■ **Instructions to follow**
What you return should match the data below exactly, with every entry reproduced.

■ **Data in this exercise**
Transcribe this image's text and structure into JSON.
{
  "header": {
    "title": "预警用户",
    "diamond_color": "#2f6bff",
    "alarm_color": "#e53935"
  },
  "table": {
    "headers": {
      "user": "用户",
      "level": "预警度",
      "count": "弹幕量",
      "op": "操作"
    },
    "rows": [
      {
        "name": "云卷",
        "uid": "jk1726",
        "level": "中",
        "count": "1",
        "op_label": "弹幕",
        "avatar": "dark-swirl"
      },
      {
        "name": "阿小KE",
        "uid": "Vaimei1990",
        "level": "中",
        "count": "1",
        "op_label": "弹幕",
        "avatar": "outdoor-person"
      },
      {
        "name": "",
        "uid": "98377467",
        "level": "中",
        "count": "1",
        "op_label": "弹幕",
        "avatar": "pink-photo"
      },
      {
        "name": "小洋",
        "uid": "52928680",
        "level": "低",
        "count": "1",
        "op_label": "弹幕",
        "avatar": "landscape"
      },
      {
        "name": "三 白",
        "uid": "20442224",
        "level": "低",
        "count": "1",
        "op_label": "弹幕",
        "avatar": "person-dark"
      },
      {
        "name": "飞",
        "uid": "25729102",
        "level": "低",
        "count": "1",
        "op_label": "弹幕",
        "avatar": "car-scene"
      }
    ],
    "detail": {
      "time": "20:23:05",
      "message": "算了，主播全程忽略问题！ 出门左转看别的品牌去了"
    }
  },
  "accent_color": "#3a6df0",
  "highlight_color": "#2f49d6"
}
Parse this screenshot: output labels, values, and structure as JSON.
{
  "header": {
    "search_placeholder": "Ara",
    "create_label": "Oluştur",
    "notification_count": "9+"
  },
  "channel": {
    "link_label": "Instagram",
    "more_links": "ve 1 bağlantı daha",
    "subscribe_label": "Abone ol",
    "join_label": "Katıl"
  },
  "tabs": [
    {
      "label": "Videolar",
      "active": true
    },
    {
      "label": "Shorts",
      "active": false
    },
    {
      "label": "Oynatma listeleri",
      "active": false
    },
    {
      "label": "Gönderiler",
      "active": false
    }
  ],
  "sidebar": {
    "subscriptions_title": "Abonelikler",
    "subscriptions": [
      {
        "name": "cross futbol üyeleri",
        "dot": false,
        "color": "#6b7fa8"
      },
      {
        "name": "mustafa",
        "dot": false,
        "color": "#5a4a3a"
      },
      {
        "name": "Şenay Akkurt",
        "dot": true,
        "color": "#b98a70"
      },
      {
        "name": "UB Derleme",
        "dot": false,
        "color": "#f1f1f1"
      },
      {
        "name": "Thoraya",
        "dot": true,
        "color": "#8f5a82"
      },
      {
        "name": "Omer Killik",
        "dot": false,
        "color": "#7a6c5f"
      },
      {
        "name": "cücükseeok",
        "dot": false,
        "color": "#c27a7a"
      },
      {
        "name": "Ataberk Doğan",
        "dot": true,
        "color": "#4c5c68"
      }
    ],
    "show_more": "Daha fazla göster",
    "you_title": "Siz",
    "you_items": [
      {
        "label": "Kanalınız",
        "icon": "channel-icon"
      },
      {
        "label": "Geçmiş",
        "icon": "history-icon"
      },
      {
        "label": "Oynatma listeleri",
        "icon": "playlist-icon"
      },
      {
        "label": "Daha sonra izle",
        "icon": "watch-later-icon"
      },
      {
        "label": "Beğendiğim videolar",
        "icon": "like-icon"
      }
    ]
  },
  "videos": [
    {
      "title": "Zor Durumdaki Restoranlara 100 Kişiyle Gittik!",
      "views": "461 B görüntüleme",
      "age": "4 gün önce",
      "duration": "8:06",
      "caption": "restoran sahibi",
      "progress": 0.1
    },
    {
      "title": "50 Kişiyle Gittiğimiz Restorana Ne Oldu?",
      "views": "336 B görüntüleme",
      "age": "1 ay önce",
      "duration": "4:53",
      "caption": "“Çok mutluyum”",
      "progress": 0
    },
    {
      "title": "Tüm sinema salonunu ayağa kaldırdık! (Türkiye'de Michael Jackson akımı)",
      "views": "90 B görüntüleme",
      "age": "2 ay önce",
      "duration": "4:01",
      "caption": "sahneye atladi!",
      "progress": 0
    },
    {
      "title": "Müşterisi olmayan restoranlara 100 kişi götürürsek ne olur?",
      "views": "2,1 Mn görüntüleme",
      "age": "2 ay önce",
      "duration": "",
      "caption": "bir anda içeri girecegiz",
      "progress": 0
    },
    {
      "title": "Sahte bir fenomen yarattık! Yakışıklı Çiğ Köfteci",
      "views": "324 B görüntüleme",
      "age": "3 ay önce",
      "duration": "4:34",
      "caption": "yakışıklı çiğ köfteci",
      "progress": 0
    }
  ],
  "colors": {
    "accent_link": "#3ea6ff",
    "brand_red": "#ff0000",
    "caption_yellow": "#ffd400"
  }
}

■ **Your solution**
Transcribe this image's text and structure into JSON.
{
  "header": {
    "title": "预警用户",
    "diamond_color": "#2f6bff",
    "alarm_color": "#e53935"
  },
  "table": {
    "headers": {
      "user": "用户",
      "level": "预警度",
      "count": "弹幕量",
      "op": "操作"
    },
    "rows": [
      {
        "name": "云卷",
        "uid": "jk1726",
        "level": "中",
        "count": "1",
        "op_label": "弹幕",
        "avatar": "dark-swirl"
      },
      {
        "name": "阿小KE",
        "uid": "Vaimei1990",
        "level": "中",
        "count": "1",
        "op_label": "弹幕",
        "avatar": "outdoor-person"
      },
      {
        "name": "",
        "uid": "98377467",
        "level": "中",
        "count": "1",
        "op_label": "弹幕",
        "avatar": "pink-photo"
      },
      {
        "name": "小洋",
        "uid": "52928680",
        "level": "低",
        "count": "1",
        "op_label": "弹幕",
        "avatar": "landscape"
      },
      {
        "name": "三 白",
        "uid": "20442224",
        "level": "低",
        "count": "1",
        "op_label": "弹幕",
        "avatar": "person-dark"
      },
      {
        "name": "飞",
        "uid": "25729102",
        "level": "低",
        "count": "1",
        "op_label": "弹幕",
        "avatar": "car-scene"
      }
    ],
    "detail": {
      "time": "20:23:05",
      "message": "算了，主播全程忽略问题！ 出门左转看别的品牌去了"
    }
  },
  "accent_color": "#3a6df0",
  "highlight_color": "#2f49d6"
}
Parse this screenshot: output labels, values, and structure as JSON.
{
  "header": {
    "search_placeholder": "Ara",
    "create_label": "Oluştur",
    "notification_count": "9+"
  },
  "channel": {
    "link_label": "Instagram",
    "more_links": "ve 1 bağlantı daha",
    "subscribe_label": "Abone ol",
    "join_label": "Katıl"
  },
  "tabs": [
    {
      "label": "Videolar",
      "active": true
    },
    {
      "label": "Shorts",
      "active": false
    },
    {
      "label": "Oynatma listeleri",
      "active": false
    },
    {
      "label": "Gönderiler",
      "active": false
    }
  ],
  "sidebar": {
    "subscriptions_title": "Abonelikler",
    "subscriptions": [
      {
        "name": "cross futbol üyeleri",
        "dot": false,
        "color": "#6b7fa8"
      },
      {
        "name": "mustafa",
        "dot": false,
        "color": "#5a4a3a"
      },
      {
        "name": "Şenay Akkurt",
        "dot": true,
        "color": "#b98a70"
      },
      {
        "name": "UB Derleme",
        "dot": false,
        "color": "#f1f1f1"
      },
      {
        "name": "Thoraya",
        "dot": true,
        "color": "#8f5a82"
      },
      {
        "name": "Omer Killik",
        "dot": false,
        "color": "#7a6c5f"
      },
      {
        "name": "cücükseeok",
        "dot": false,
        "color": "#c27a7a"
      },
      {
        "name": "Ataberk Doğan",
        "dot": true,
        "color": "#4c5c68"
      }
    ],
    "show_more": "Daha fazla göster",
    "you_title": "Siz",
    "you_items": [
      {
        "label": "Kanalınız",
        "icon": "channel-icon"
      },
      {
        "label": "Geçmiş",
        "icon": "history-icon"
      },
      {
        "label": "Oynatma listeleri",
        "icon": "playlist-icon"
      },
      {
        "label": "Daha sonra izle",
        "icon": "watch-later-icon"
      },
      {
        "label": "Beğendiğim videolar",
        "icon": "like-icon"
      }
    ]
  },
  "videos": [
    {
      "title": "Zor Durumdaki Restoranlara 100 Kişiyle Gittik!",
      "views": "461 B görüntüleme",
      "age": "4 gün önce",
      "duration": "8:06",
      "caption": "restoran sahibi",
      "progress": 0.1
    },
    {
      "title": "50 Kişiyle Gittiğimiz Restorana Ne Oldu?",
      "views": "336 B görüntüleme",
      "age": "1 ay önce",
      "duration": "4:53",
      "caption": "“Çok mutluyum”",
      "progress": 0
    },
    {
      "title": "Tüm sinema salonunu ayağa kaldırdık! (Türkiye'de Michael Jackson akımı)",
      "views": "90 B görüntüleme",
      "age": "2 ay önce",
      "duration": "4:01",
      "caption": "sahneye atladi!",
      "progress": 0
    },
    {
      "title": "Müşterisi olmayan restoranlara 100 kişi götürürsek ne olur?",
      "views": "2,1 Mn görüntüleme",
      "age": "2 ay önce",
      "duration": "",
      "caption": "bir anda içeri girecegiz",
      "progress": 0
    },
    {
      "title": "Sahte bir fenomen yarattık! Yakışıklı Çiğ Köfteci",
      "views": "324 B görüntüleme",
      "age": "3 ay önce",
      "duration": "4:34",
      "caption": "yakışıklı çiğ köfteci",
      "progress": 0
    }
  ],
  "colors": {
    "accent_link": "#3ea6ff",
    "brand_red": "#ff0000",
    "caption_yellow": "#ffd400"
  }
}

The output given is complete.